Musical transcriptions from the Robert ap Huw manuscript
p15 to p32 (p33 to p101 in progress)
These transcriptions were originally made for the purpose of harmonic analysis.
However, they should prove helpful to the musician who finds reading the original
notation laborious and difficult.
The transcriptions are not an adequate substitute for viewing the original notation.
Greg Lindahl's facsimile copy of the original notation can be viewed or downloaded
for free as a .pdf file at http://www.pbm.com/~lindahl/ap_huw/facsimile/.
Although this is a transcription to stave, certain modern conventions have not been
I have not had the opportunity to consult the original manuscript in order to resolve
certain transcription problems. These transcriptions should therefore be seen as
helpful but not a definitive source. However, all the features mentioned above
maximise the reader's freedom to interpret the rhythm of this manuscript.
A form of music worth comparing to that contained in the manuscript is the Scottish
pipe music which is built around a recurring 'ùrlar' (ground) and 'siùbhlaichean'
(allegros), eg, Cumha Mhic Cruimein (MacCrimmon's Lament). Learning one or two

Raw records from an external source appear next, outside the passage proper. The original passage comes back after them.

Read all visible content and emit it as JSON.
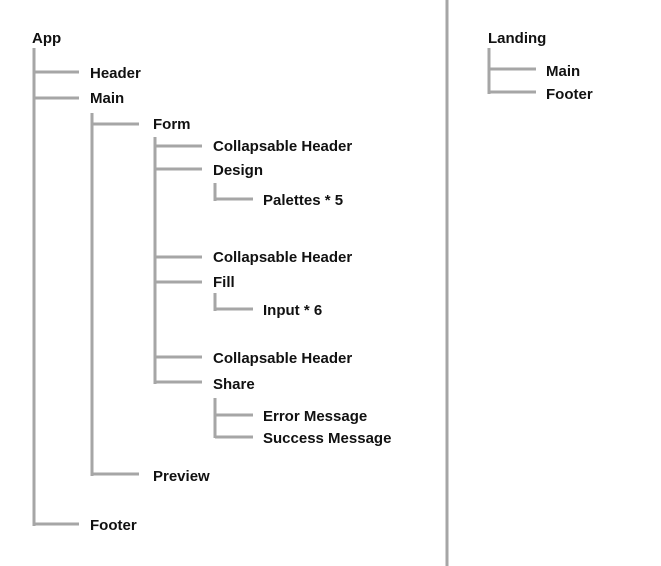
{
  "tree": {
    "app": "App",
    "header": "Header",
    "main": "Main",
    "form": "Form",
    "collapsable_header_1": "Collapsable Header",
    "design": "Design",
    "palettes": "Palettes * 5",
    "collapsable_header_2": "Collapsable Header",
    "fill": "Fill",
    "input": "Input * 6",
    "collapsable_header_3": "Collapsable Header",
    "share": "Share",
    "error_message": "Error Message",
    "success_message": "Success Message",
    "preview": "Preview",
    "footer": "Footer"
  },
  "landing_tree": {
    "landing": "Landing",
    "main": "Main",
    "footer": "Footer"
  },
  "colors": {
    "line": "#a6a6a6",
    "text": "#111111",
    "background": "#ffffff"
  }
}
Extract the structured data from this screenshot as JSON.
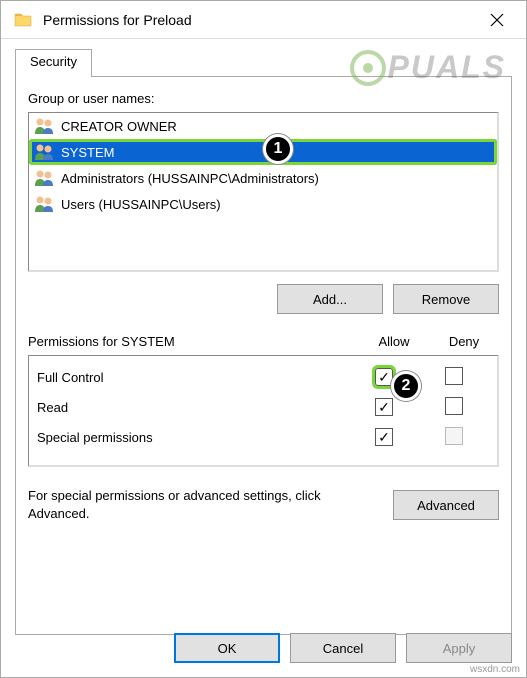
{
  "window": {
    "title": "Permissions for Preload"
  },
  "tab": {
    "label": "Security"
  },
  "groupLabel": "Group or user names:",
  "users": [
    {
      "name": "CREATOR OWNER",
      "selected": false
    },
    {
      "name": "SYSTEM",
      "selected": true
    },
    {
      "name": "Administrators (HUSSAINPC\\Administrators)",
      "selected": false
    },
    {
      "name": "Users (HUSSAINPC\\Users)",
      "selected": false
    }
  ],
  "buttons": {
    "add": "Add...",
    "remove": "Remove",
    "ok": "OK",
    "cancel": "Cancel",
    "apply": "Apply",
    "advanced": "Advanced"
  },
  "permissionsFor": "Permissions for SYSTEM",
  "cols": {
    "allow": "Allow",
    "deny": "Deny"
  },
  "permissions": [
    {
      "name": "Full Control",
      "allow": true,
      "deny": false,
      "highlight": true
    },
    {
      "name": "Read",
      "allow": true,
      "deny": false
    },
    {
      "name": "Special permissions",
      "allow": true,
      "deny": false,
      "denyDisabled": true
    }
  ],
  "advancedText": "For special permissions or advanced settings, click Advanced.",
  "watermark": "PUALS",
  "attribution": "wsxdn.com",
  "markers": {
    "m1": "1",
    "m2": "2"
  }
}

of these pieces may influence how the reader interprets the music of the Robert ap
No time signatures are provided, only the bar lines of the manuscript have been
transcribed, and the notes on the stave have not been given tails.

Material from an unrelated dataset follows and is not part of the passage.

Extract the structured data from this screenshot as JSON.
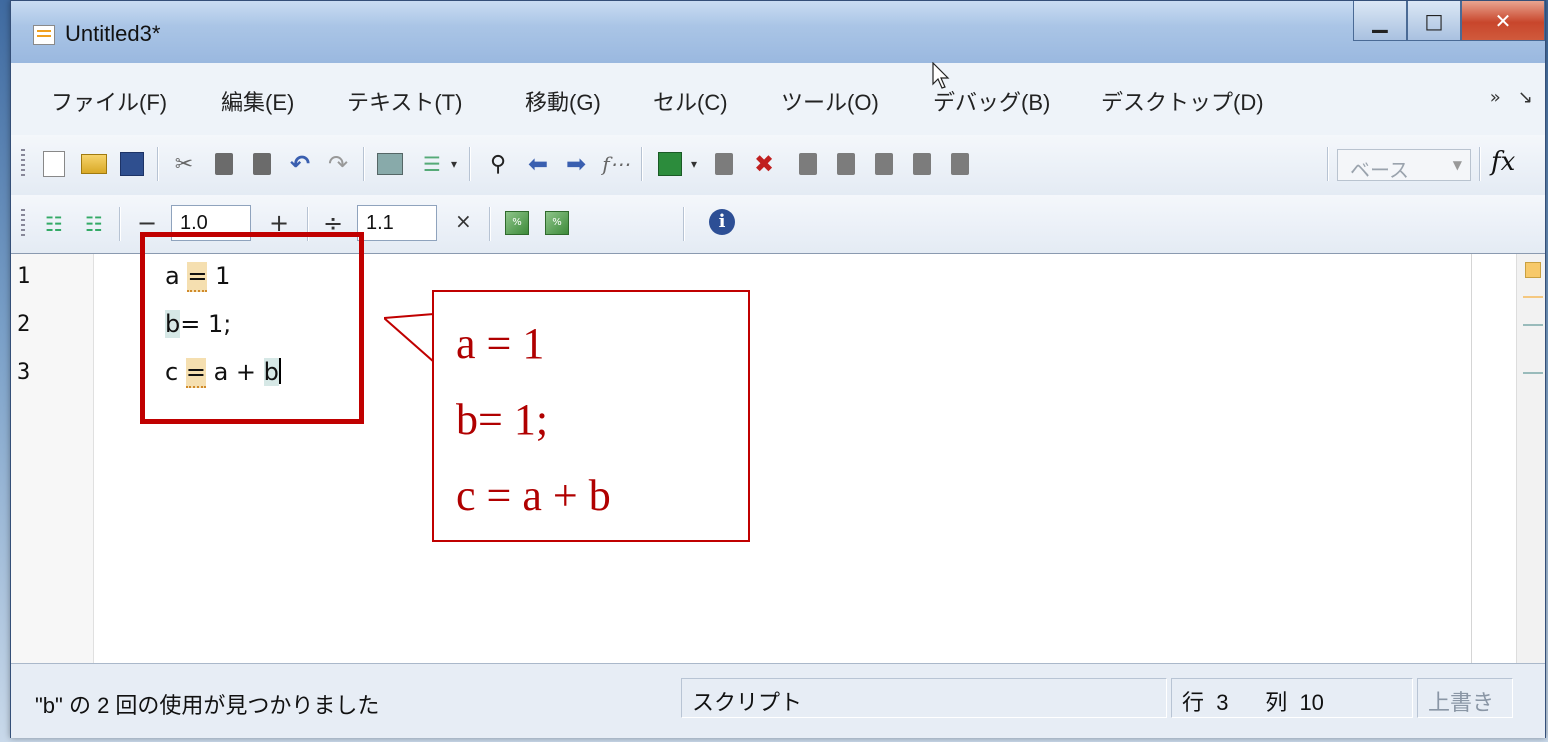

Slurs written below the notes on the stave indicate neither musical phrasing nor
the lengthening of note values. Rather, they group the notes together in

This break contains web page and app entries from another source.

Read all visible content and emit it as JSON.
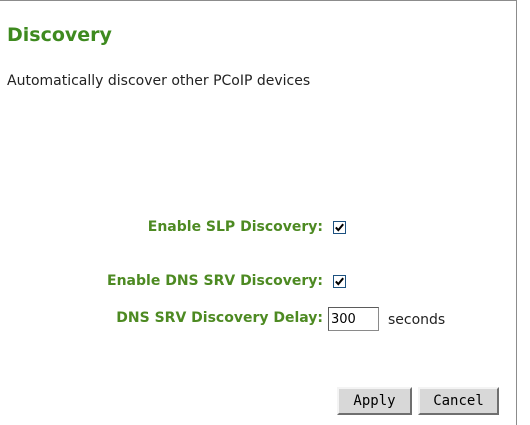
{
  "page": {
    "title": "Discovery",
    "description": "Automatically discover other PCoIP devices"
  },
  "form": {
    "slp": {
      "label": "Enable SLP Discovery:",
      "checked": true
    },
    "dns_srv": {
      "label": "Enable DNS SRV Discovery:",
      "checked": true
    },
    "delay": {
      "label": "DNS SRV Discovery Delay:",
      "value": "300",
      "unit": "seconds"
    }
  },
  "buttons": {
    "apply": "Apply",
    "cancel": "Cancel"
  },
  "colors": {
    "title": "#3e8a1f",
    "label": "#4d8a22"
  }
}
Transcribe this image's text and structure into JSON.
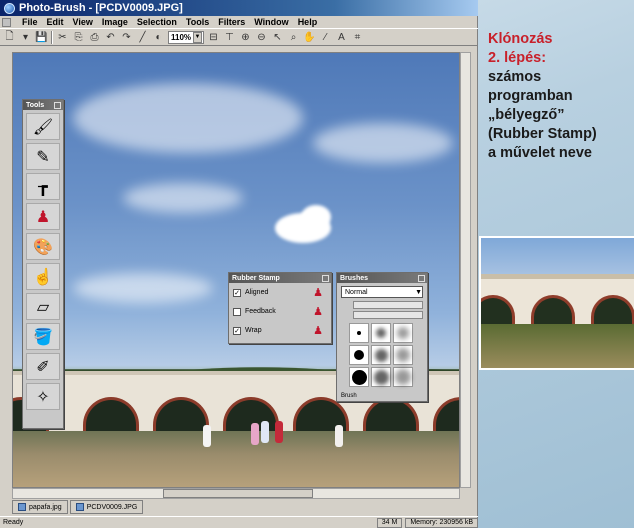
{
  "window": {
    "title": "Photo-Brush - [PCDV0009.JPG]"
  },
  "menu": [
    "File",
    "Edit",
    "View",
    "Image",
    "Selection",
    "Tools",
    "Filters",
    "Window",
    "Help"
  ],
  "toolbar": {
    "zoom": "110%"
  },
  "palettes": {
    "tools": {
      "title": "Tools"
    },
    "rubber_stamp": {
      "title": "Rubber Stamp",
      "options": [
        {
          "label": "Aligned",
          "checked": true
        },
        {
          "label": "Feedback",
          "checked": false
        },
        {
          "label": "Wrap",
          "checked": true
        }
      ]
    },
    "brushes": {
      "title": "Brushes",
      "mode": "Normal",
      "footer": "Brush"
    }
  },
  "doc_tabs": [
    "papafa.jpg",
    "PCDV0009.JPG"
  ],
  "status": {
    "left": "Ready",
    "mem": "34 M",
    "memory": "Memory: 230956 kB"
  },
  "caption": {
    "line1": "Klónozás",
    "line2": "2. lépés:",
    "line3": "számos",
    "line4": "programban",
    "line5": "„bélyegző”",
    "line6": "(Rubber Stamp)",
    "line7": "a művelet neve"
  },
  "colors": {
    "accent": "#c8202a",
    "title_bar": "#0a246a"
  }
}
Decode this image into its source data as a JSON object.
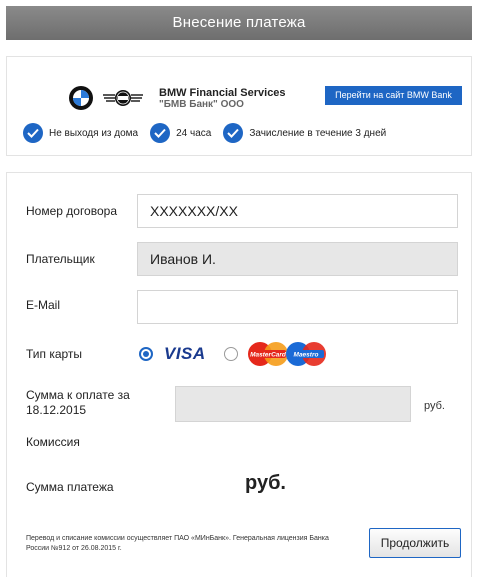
{
  "header": {
    "title": "Внесение платежа"
  },
  "company": {
    "name": "BMW Financial Services",
    "subtitle": "\"БМВ Банк\" ООО",
    "bank_button": "Перейти на сайт BMW Bank"
  },
  "features": [
    {
      "text": "Не выходя из дома"
    },
    {
      "text": "24 часа"
    },
    {
      "text": "Зачисление в течение 3 дней"
    }
  ],
  "form": {
    "contract_label": "Номер договора",
    "contract_value": "XXXXXXX/XX",
    "payer_label": "Плательщик",
    "payer_value": "Иванов И.",
    "email_label": "E-Mail",
    "email_value": "",
    "card_type_label": "Тип карты",
    "card_visa": "VISA",
    "card_mastercard": "MasterCard",
    "card_maestro": "Maestro",
    "amount_label": "Сумма к оплате за 18.12.2015",
    "amount_value": "",
    "amount_currency": "руб.",
    "commission_label": "Комиссия",
    "total_label": "Сумма платежа",
    "total_value": "руб."
  },
  "footer": {
    "note": "Перевод и списание комиссии осуществляет ПАО «МИнБанк». Генеральная лицензия Банка России №912 от 26.08.2015 г.",
    "continue_button": "Продолжить"
  },
  "colors": {
    "accent": "#1e66c4",
    "header_bg": "#7a7a7a",
    "disabled_bg": "#e7e7e7"
  }
}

imitation of vertical note groupings in the manuscript.
Slurs written above/beside rather than under the notes on the stave indicate any
unusual vertical ordering of the notes in the original tablature, where the
sequence of alphabetical letters does not rise or fall as one might expect.